Records for the task
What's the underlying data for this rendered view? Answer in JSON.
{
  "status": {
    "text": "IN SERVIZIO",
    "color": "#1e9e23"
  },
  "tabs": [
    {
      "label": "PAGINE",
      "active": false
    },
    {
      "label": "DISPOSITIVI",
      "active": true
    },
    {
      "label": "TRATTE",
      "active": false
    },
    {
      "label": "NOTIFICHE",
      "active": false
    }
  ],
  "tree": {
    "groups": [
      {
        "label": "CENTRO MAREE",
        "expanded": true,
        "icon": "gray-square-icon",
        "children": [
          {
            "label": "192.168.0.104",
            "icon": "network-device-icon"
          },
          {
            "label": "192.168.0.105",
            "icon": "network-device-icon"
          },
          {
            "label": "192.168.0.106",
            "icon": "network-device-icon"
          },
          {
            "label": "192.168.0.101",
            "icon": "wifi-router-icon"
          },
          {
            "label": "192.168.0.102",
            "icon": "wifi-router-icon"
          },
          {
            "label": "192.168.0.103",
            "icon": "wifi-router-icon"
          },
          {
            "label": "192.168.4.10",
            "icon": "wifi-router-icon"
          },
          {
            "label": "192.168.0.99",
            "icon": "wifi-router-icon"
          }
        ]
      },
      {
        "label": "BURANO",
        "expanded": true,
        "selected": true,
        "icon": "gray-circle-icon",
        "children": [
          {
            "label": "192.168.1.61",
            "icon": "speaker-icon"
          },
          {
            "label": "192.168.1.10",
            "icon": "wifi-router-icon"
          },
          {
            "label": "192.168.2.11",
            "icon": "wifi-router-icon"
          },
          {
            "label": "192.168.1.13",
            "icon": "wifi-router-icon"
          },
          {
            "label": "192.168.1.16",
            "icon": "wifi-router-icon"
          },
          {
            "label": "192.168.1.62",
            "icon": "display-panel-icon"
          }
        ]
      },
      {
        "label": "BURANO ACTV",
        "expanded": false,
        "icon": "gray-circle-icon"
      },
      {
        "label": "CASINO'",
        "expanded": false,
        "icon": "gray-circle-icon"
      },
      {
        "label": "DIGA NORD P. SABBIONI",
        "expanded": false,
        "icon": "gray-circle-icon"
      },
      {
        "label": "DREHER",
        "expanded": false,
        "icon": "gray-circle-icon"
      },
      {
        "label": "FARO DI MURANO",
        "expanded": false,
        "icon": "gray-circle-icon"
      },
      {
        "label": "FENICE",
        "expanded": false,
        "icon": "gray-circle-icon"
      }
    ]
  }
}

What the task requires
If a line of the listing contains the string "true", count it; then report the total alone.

The completed task
4